Terri Swearingen rightly quoted “we are living on this planet as if we have another one to go to”. The blessing and curse of globalisation has overwhelmingly changed our production and consumption patterns and has created irreversible damages to OUR home- mother earth. One can no longer deny the facts of climate change, it is indeed “An inconvenient Truth.”
Urban cities are attractive for various reasons for instance they provide opportunities for professional or educational growth. This can make cities victims of their own success as individuals and families move to urban areas in pursuit of a more prosperous future. However, this also means that cities become more polluted and crowded. According to a statement made by the Under-Secretary-Geneal of the United Nations and Executive Director of UN-HABITAT, Mrs. Tibaijuka, cities consume 75% of global energy consumption and 80% of greenhouse gas emissions.
So how can urban areas be more holistic and inclusive? The UN-Habitat is a programme led by the United Nations is a good place to start looking if we want to build more socially and environmentally sustainable cities. The strategy of this programme focuses on seven different areas urban legislation; land and governance; urban planning and design; urban economy; urban basic services; housing and slum upgrading; risk reduction and rehabilitation; and urban research and capacity development. This framework is by far the most holistic and inclusive approach taken towards urban development.
However, is this enough? Urban development cannot happen by relying on international, regional and national institutions and agencies alone.
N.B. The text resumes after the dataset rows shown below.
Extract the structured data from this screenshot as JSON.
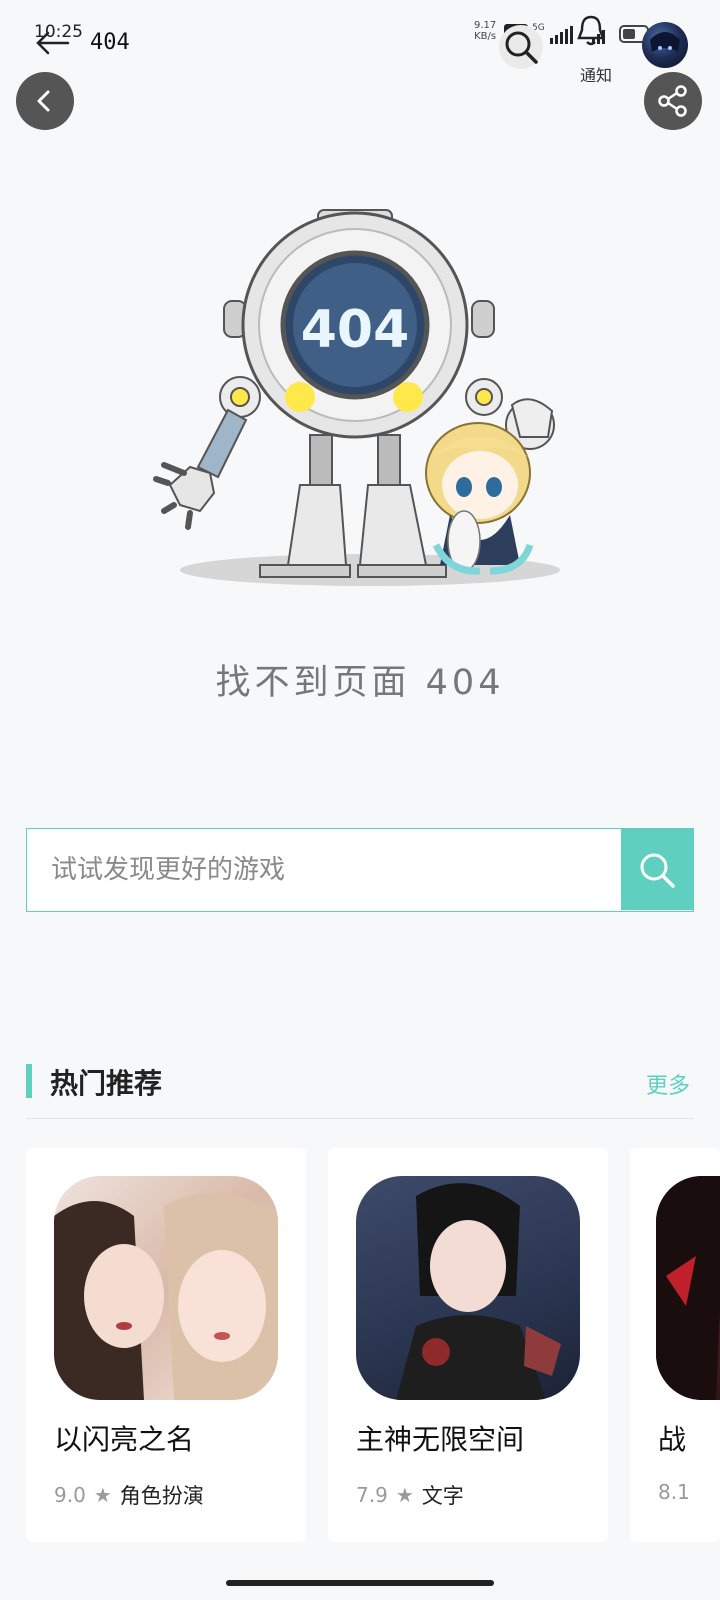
{
  "status": {
    "time": "10:25",
    "net_speed_top": "9.17",
    "net_speed_bottom": "KB/s",
    "hd": "HD",
    "network": "5G"
  },
  "topbar": {
    "title": "404",
    "notify_label": "通知"
  },
  "robot_screen_text": "404",
  "error_message": "找不到页面 404",
  "search": {
    "placeholder": "试试发现更好的游戏"
  },
  "section": {
    "title": "热门推荐",
    "more": "更多"
  },
  "games": [
    {
      "name": "以闪亮之名",
      "score": "9.0",
      "genre": "角色扮演"
    },
    {
      "name": "主神无限空间",
      "score": "7.9",
      "genre": "文字"
    },
    {
      "name": "战",
      "score": "8.1",
      "genre": ""
    }
  ],
  "colors": {
    "accent": "#5fd0c0",
    "background": "#f7f8fa",
    "button_dark": "#555555"
  },
  "icons": [
    "back-arrow-icon",
    "search-icon",
    "bell-icon",
    "chevron-left-icon",
    "share-icon",
    "star-icon"
  ]
}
How we plan and maintain our cities now ultimately determines how we contribute to climate change- so are we going to be part of the solution or part of the problem?